But even in the West we’re not entirely consistent in our choices. We are by and large measurers of time, but we still count it under certain circumstances. For instance, the year 72 CE belongs to the First Century of the Common Era, even though 72 has a zero in the hundreds place. That’s a telltale sign of counting. But then we also might talk about the 1900’s instead of the 20th Century, and “1900’s” is based on a measurement starting at the zero point of Jesus’s possibly apocryphal, possibly entirely literally true birth (well, not really the zero point…we jumped from 1 BCE to 1 CE without any Year Zero…even though we’ve been measuring for a long time, now, we got off to a lousy counting start). And a century seems to be about the inflection point: any chunk larger than that and we almost exclusively count (we might talk about the 2nd Millennium, but nobody talks about the 1000’s), and anything smaller we almost exclusively measure (ever hear anybody refer to the 90’s as “the 200th Decade?”).
What We Talk About When We Talk About Math

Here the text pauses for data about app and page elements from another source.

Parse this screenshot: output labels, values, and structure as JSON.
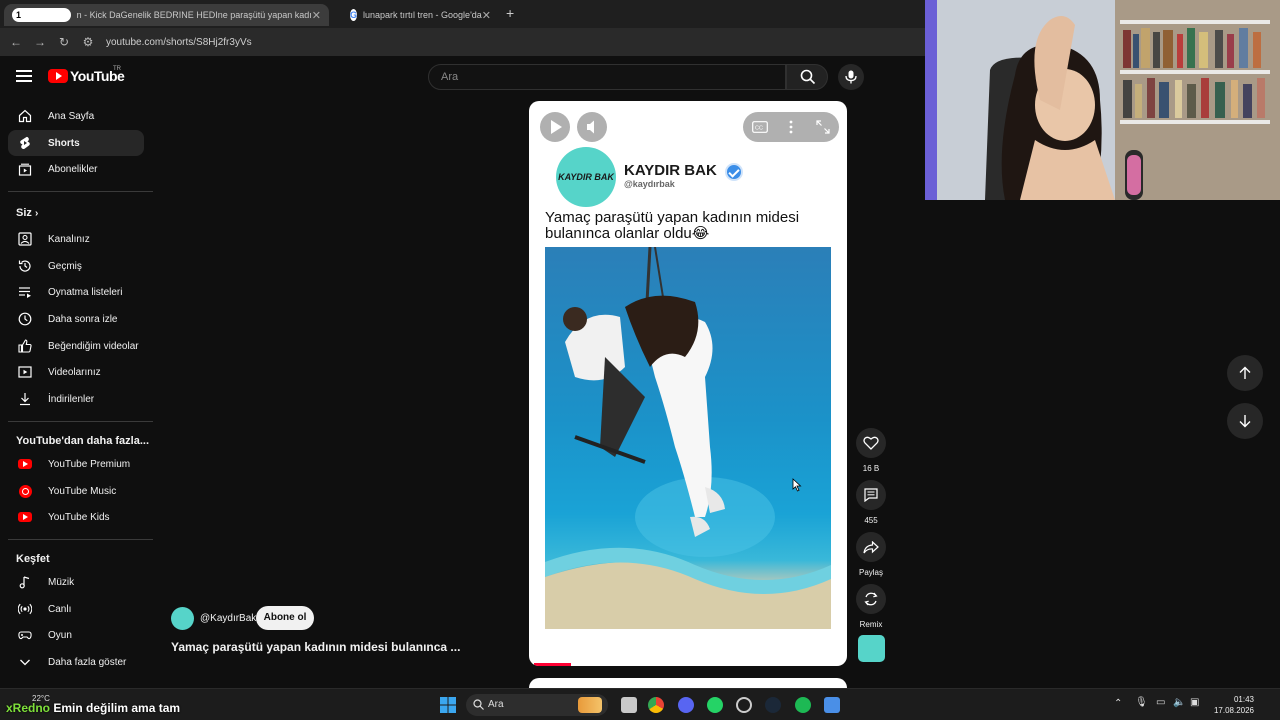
{
  "browser": {
    "tabs": [
      {
        "label": "n - Kick DaGenelik BEDRINE HEDIne paraşütü yapan kadı",
        "badge": "1",
        "active": true
      },
      {
        "label": "lunapark tırtıl tren - Google'da",
        "active": false
      }
    ],
    "url": "youtube.com/shorts/S8Hj2fr3yVs"
  },
  "header": {
    "logo": "YouTube",
    "logo_region": "TR",
    "search_placeholder": "Ara"
  },
  "sidebar": {
    "main": [
      {
        "label": "Ana Sayfa",
        "icon": "home-icon"
      },
      {
        "label": "Shorts",
        "icon": "shorts-icon",
        "active": true
      },
      {
        "label": "Abonelikler",
        "icon": "subscriptions-icon"
      }
    ],
    "you_heading": "Siz",
    "you": [
      {
        "label": "Kanalınız",
        "icon": "channel-icon"
      },
      {
        "label": "Geçmiş",
        "icon": "history-icon"
      },
      {
        "label": "Oynatma listeleri",
        "icon": "playlists-icon"
      },
      {
        "label": "Daha sonra izle",
        "icon": "watch-later-icon"
      },
      {
        "label": "Beğendiğim videolar",
        "icon": "liked-icon"
      },
      {
        "label": "Videolarınız",
        "icon": "your-videos-icon"
      },
      {
        "label": "İndirilenler",
        "icon": "downloads-icon"
      }
    ],
    "more_heading": "YouTube'dan daha fazla...",
    "more": [
      {
        "label": "YouTube Premium",
        "icon": "youtube-premium-icon"
      },
      {
        "label": "YouTube Music",
        "icon": "youtube-music-icon"
      },
      {
        "label": "YouTube Kids",
        "icon": "youtube-kids-icon"
      }
    ],
    "explore_heading": "Keşfet",
    "explore": [
      {
        "label": "Müzik",
        "icon": "music-icon"
      },
      {
        "label": "Canlı",
        "icon": "live-icon"
      },
      {
        "label": "Oyun",
        "icon": "gaming-icon"
      },
      {
        "label": "Daha fazla göster",
        "icon": "chevron-down-icon"
      }
    ]
  },
  "short": {
    "channel_name": "KAYDIR BAK",
    "channel_handle": "@kaydırbak",
    "logo_text": "KAYDIR BAK",
    "caption": "Yamaç paraşütü yapan kadının midesi bulanınca olanlar oldu😂",
    "progress_percent": 12
  },
  "actions": {
    "like_count": "16 B",
    "comment_count": "455",
    "share_label": "Paylaş",
    "remix_label": "Remix"
  },
  "meta": {
    "handle": "@KaydırBak",
    "subscribe_label": "Abone ol",
    "title": "Yamaç paraşütü yapan kadının midesi bulanınca ..."
  },
  "taskbar": {
    "search_label": "Ara",
    "weather": "22°C",
    "time": "01:43",
    "date": "17.08.2026"
  },
  "overlay": {
    "name": "xRedno",
    "message": "Emin değilim ama tam"
  }
}
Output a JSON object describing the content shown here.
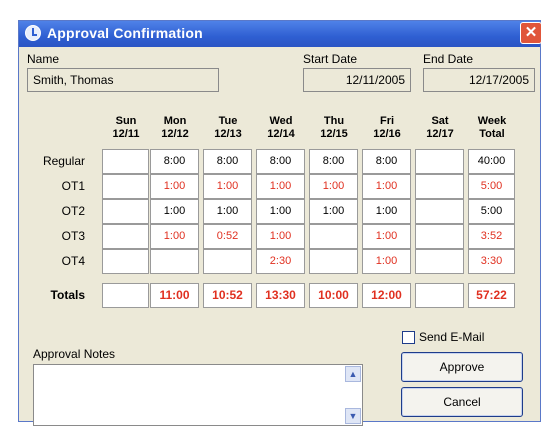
{
  "window": {
    "title": "Approval Confirmation",
    "close_glyph": "✕"
  },
  "fields": {
    "name_label": "Name",
    "name_value": "Smith, Thomas",
    "start_label": "Start Date",
    "start_value": "12/11/2005",
    "end_label": "End Date",
    "end_value": "12/17/2005"
  },
  "columns": [
    {
      "day": "Sun",
      "date": "12/11"
    },
    {
      "day": "Mon",
      "date": "12/12"
    },
    {
      "day": "Tue",
      "date": "12/13"
    },
    {
      "day": "Wed",
      "date": "12/14"
    },
    {
      "day": "Thu",
      "date": "12/15"
    },
    {
      "day": "Fri",
      "date": "12/16"
    },
    {
      "day": "Sat",
      "date": "12/17"
    },
    {
      "day": "Week",
      "date": "Total"
    }
  ],
  "rows": [
    {
      "label": "Regular",
      "cells": [
        "",
        "8:00",
        "8:00",
        "8:00",
        "8:00",
        "8:00",
        "",
        "40:00"
      ],
      "red": false
    },
    {
      "label": "OT1",
      "cells": [
        "",
        "1:00",
        "1:00",
        "1:00",
        "1:00",
        "1:00",
        "",
        "5:00"
      ],
      "red": true
    },
    {
      "label": "OT2",
      "cells": [
        "",
        "1:00",
        "1:00",
        "1:00",
        "1:00",
        "1:00",
        "",
        "5:00"
      ],
      "red": false
    },
    {
      "label": "OT3",
      "cells": [
        "",
        "1:00",
        "0:52",
        "1:00",
        "",
        "1:00",
        "",
        "3:52"
      ],
      "red": true
    },
    {
      "label": "OT4",
      "cells": [
        "",
        "",
        "",
        "2:30",
        "",
        "1:00",
        "",
        "3:30"
      ],
      "red": true
    },
    {
      "label": "Totals",
      "cells": [
        "",
        "11:00",
        "10:52",
        "13:30",
        "10:00",
        "12:00",
        "",
        "57:22"
      ],
      "red": true
    }
  ],
  "notes": {
    "label": "Approval Notes",
    "value": "",
    "scroll_up": "▲",
    "scroll_down": "▼"
  },
  "send_email_label": "Send E-Mail",
  "send_email_checked": false,
  "buttons": {
    "approve": "Approve",
    "cancel": "Cancel"
  },
  "colors": {
    "overtime_text": "#e03020",
    "titlebar": "#2f5fd2",
    "close": "#e0553a"
  }
}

Like so many things in mathematics, this counting/measuring business really comes down to deciding what domain we’re in so that we can choose an appropriate mathematical model. Notice I’ve been saying throughout the piece that we “model” counting or measuring with real or cardinal numbers. And, like all choices of model, it boils down to convenience. The continuity of real numbers makes them very nice to work with sometimes; it’s comforting to think that I can measure out any arbitrary amount of water or time that I might need, even though that’s not strictly true. Nothing in the physical universe really has anything to do with real numbers. We don’t know (almost) any empirical measurements beyond about 7 or 8 decimal places. And, even if we did, it seems as though the universe itself, being quantized, turns out to be metaphysically countable. In other words, we could get away with counting language alone, you know, if you didn’t mind measuring carnival riders in Planck Lengths.
Of course we don’t want to do that, so we’ve agreed to trade some verisimilitude for the pleasantries of measurement language, even if it slightly increases our grammatical efforts in the process, and even if that increased effort leads to the occasional error in signage. I’ll try to keep that in mind next time I find my heart rate climbing in the grocery store.

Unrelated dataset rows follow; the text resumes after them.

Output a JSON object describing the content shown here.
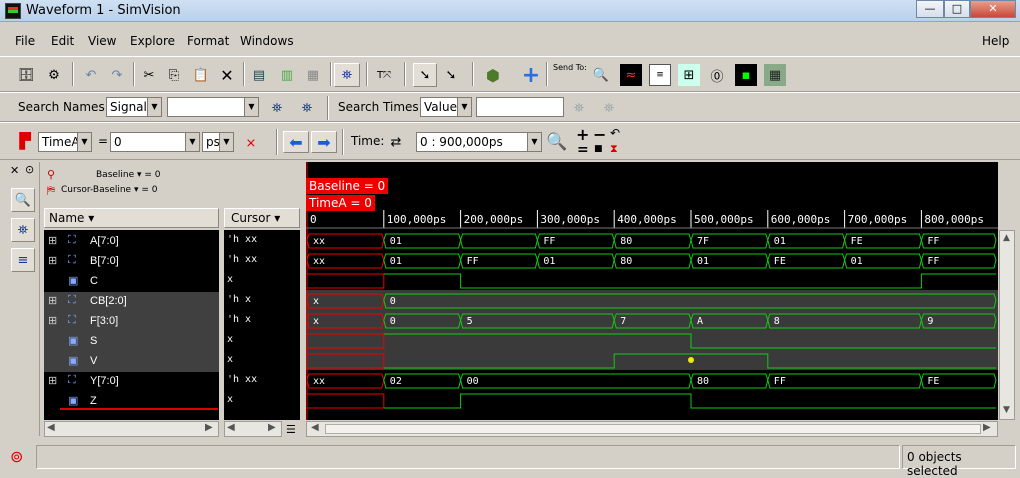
{
  "window": {
    "title": "Waveform 1 - SimVision",
    "min": "—",
    "max": "□",
    "close": "✕"
  },
  "menu": {
    "items": [
      "File",
      "Edit",
      "View",
      "Explore",
      "Format",
      "Windows"
    ],
    "help": "Help"
  },
  "toolbar": {
    "send_to": "Send To:"
  },
  "search": {
    "names_label": "Search Names:",
    "names_mode": "Signal",
    "names_value": "",
    "times_label": "Search Times:",
    "times_mode": "Value",
    "times_value": ""
  },
  "cursorbar": {
    "cursor": "TimeA",
    "eq": "=",
    "value": "0",
    "unit": "ps",
    "time_label": "Time:",
    "time_range": "0 : 900,000ps",
    "plus": "+",
    "minus": "−",
    "equal": "=",
    "square": "■"
  },
  "side": {
    "baseline": "Baseline ▾ = 0",
    "cursor_baseline": "Cursor-Baseline ▾ = 0"
  },
  "columns": {
    "name": "Name ▾",
    "cursor": "Cursor ▾"
  },
  "markers": {
    "baseline": "Baseline = 0",
    "timea": "TimeA = 0"
  },
  "ticks": [
    "0",
    "100,000ps",
    "200,000ps",
    "300,000ps",
    "400,000ps",
    "500,000ps",
    "600,000ps",
    "700,000ps",
    "800,000ps"
  ],
  "signals": [
    {
      "name": "A[7:0]",
      "bus": true,
      "cursor": "'h xx",
      "segments": [
        [
          0,
          1,
          "xx"
        ],
        [
          1,
          2,
          "01"
        ],
        [
          2,
          3,
          ""
        ],
        [
          3,
          4,
          "FF"
        ],
        [
          4,
          5,
          "80"
        ],
        [
          5,
          6,
          "7F"
        ],
        [
          6,
          7,
          "01"
        ],
        [
          7,
          8,
          "FE"
        ],
        [
          8,
          9,
          "FF"
        ]
      ]
    },
    {
      "name": "B[7:0]",
      "bus": true,
      "cursor": "'h xx",
      "segments": [
        [
          0,
          1,
          "xx"
        ],
        [
          1,
          2,
          "01"
        ],
        [
          2,
          3,
          "FF"
        ],
        [
          3,
          4,
          "01"
        ],
        [
          4,
          5,
          "80"
        ],
        [
          5,
          6,
          "01"
        ],
        [
          6,
          7,
          "FE"
        ],
        [
          7,
          8,
          "01"
        ],
        [
          8,
          9,
          "FF"
        ]
      ]
    },
    {
      "name": "C",
      "bus": false,
      "cursor": "x",
      "levels": [
        [
          0,
          1,
          "x"
        ],
        [
          1,
          2,
          1
        ],
        [
          2,
          8,
          0
        ],
        [
          8,
          9,
          1
        ]
      ]
    },
    {
      "name": "CB[2:0]",
      "bus": true,
      "cursor": "'h x",
      "segments": [
        [
          0,
          1,
          "x"
        ],
        [
          1,
          9,
          "0"
        ]
      ]
    },
    {
      "name": "F[3:0]",
      "bus": true,
      "cursor": "'h x",
      "segments": [
        [
          0,
          1,
          "x"
        ],
        [
          1,
          2,
          "0"
        ],
        [
          2,
          4,
          "5"
        ],
        [
          4,
          5,
          "7"
        ],
        [
          5,
          6,
          "A"
        ],
        [
          6,
          8,
          "8"
        ],
        [
          8,
          9,
          "9"
        ]
      ]
    },
    {
      "name": "S",
      "bus": false,
      "cursor": "x",
      "levels": [
        [
          0,
          1,
          "x"
        ],
        [
          1,
          5,
          1
        ],
        [
          5,
          9,
          0
        ]
      ]
    },
    {
      "name": "V",
      "bus": false,
      "cursor": "x",
      "levels": [
        [
          0,
          1,
          "x"
        ],
        [
          1,
          4,
          0
        ],
        [
          4,
          6,
          1
        ],
        [
          6,
          9,
          0
        ]
      ]
    },
    {
      "name": "Y[7:0]",
      "bus": true,
      "cursor": "'h xx",
      "segments": [
        [
          0,
          1,
          "xx"
        ],
        [
          1,
          2,
          "02"
        ],
        [
          2,
          5,
          "00"
        ],
        [
          5,
          6,
          "80"
        ],
        [
          6,
          8,
          "FF"
        ],
        [
          8,
          9,
          "FE"
        ]
      ]
    },
    {
      "name": "Z",
      "bus": false,
      "cursor": "x",
      "levels": [
        [
          0,
          1,
          "x"
        ],
        [
          1,
          2,
          0
        ],
        [
          2,
          5,
          1
        ],
        [
          5,
          9,
          0
        ]
      ]
    }
  ],
  "status": {
    "text": "0 objects selected"
  }
}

Aside: Many of the ideas about the business of measuring and/or counting time, as well as the seeds of my fierce loyalty to a singular “data,” can be traced back to John Derbyshire’s excellent book, Prime Obsession.